The only way to go is forward
I see two kinds of challenges. There are situations we can avoid or get out of. Then we’re required to experience other situations whether we want to or not.
When the only way to move is forward, that forces me to push past the fear. Let’s use pregnancy as an example again. I had a choice about whether to become pregnant or not. But within my personal beliefs, once I had became pregnant, I was going to become a parent regardless of my emotions. It was going to happen. Sure, I could have avoided preparation to avoid that scared feeling. But reality would catch up with me eventually. It was now or later, not now or never. I started moving beyond the emotion when realising fear wouldn’t make this go away.

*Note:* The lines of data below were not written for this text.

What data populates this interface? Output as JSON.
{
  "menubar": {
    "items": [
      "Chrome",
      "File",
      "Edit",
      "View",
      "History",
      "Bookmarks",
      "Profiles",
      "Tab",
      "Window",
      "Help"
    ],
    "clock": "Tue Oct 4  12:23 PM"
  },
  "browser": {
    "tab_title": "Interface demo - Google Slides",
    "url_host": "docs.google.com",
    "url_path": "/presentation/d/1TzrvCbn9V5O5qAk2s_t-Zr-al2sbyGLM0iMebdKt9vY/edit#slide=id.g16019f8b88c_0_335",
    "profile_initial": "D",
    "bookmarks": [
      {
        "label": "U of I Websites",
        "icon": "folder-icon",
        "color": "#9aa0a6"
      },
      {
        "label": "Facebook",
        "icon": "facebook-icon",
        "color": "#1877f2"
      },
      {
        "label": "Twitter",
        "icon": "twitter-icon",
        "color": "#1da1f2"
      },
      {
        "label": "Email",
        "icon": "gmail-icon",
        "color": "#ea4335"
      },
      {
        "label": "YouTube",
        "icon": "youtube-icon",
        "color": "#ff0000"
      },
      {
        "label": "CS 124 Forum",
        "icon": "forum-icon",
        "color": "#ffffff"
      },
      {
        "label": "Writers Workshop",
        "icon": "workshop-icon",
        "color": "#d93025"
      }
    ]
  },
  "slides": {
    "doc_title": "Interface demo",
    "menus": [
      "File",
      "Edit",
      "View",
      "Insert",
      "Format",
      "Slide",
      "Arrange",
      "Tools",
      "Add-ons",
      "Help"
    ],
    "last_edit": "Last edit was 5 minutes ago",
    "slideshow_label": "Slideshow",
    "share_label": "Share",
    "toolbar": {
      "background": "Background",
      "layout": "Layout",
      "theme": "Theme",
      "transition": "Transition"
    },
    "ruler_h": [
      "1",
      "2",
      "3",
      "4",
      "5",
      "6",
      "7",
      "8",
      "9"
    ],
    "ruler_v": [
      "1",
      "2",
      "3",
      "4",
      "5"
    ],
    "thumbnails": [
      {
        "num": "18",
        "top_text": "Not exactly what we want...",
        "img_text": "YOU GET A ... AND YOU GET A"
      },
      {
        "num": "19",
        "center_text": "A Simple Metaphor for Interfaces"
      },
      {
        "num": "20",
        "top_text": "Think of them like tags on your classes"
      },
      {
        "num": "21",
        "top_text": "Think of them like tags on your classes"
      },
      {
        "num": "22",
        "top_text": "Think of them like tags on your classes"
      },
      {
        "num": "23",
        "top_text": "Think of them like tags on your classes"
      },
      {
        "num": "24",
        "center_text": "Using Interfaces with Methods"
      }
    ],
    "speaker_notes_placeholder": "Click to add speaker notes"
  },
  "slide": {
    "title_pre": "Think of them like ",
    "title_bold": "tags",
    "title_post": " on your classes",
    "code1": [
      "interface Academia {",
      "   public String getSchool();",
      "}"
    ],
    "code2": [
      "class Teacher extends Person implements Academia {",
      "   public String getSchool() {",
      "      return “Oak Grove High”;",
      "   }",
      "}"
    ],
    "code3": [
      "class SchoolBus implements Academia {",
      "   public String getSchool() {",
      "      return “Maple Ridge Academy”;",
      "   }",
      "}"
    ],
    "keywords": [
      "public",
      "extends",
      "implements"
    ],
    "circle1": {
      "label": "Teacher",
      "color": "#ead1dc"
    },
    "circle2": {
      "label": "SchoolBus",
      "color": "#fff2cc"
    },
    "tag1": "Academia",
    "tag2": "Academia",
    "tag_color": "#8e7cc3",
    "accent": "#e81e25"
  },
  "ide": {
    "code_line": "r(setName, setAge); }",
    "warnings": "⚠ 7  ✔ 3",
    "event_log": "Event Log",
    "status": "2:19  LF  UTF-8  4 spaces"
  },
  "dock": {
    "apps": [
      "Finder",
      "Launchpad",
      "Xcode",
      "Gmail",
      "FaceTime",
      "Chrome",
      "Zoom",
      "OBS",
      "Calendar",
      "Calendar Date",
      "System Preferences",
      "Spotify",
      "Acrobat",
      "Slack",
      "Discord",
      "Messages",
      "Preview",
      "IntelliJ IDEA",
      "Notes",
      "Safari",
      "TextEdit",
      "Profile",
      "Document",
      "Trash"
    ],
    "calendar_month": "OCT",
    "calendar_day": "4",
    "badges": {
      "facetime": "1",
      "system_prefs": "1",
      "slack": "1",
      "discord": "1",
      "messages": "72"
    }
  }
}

Staying or quitting for the right reasons
Plenty of life events give us an out. I like to check whether I want to leave because I’m scared, or because an environment really isn’t right for me. That discovery can take time.
Staying can be worth the pain for the right reasons. I once stayed in a community role that didn’t make me happy. Why did I stay? I wanted to complete the session. It wasn’t easy. I could have left early. But there was an end in sight.
Utilitarian motives could be stronger reasons to continue exhausting tasks. We can be courageous when serving others. In efforts that will truly benefit other people, the sacrifice can be worth it. Although don’t lose yourself to everyone else. Put your life mask on first. You can feel scared. But you should be surviving and well enough to actually be helpful. If we’re too worn out, we don’t have the energy to serve the greater good. So gain an energetic courage and do what you can.
Every situation requires fresh ways to find courage
Let’s discover new ways to be courageous during each new adventure. Humour could ease the pain in some circumstances. When other difficulties are big collections of small challenges, we can break down those chunks so the fear also seems smaller. If there’s a good moral reason to persevere through a situation, courage can get you through.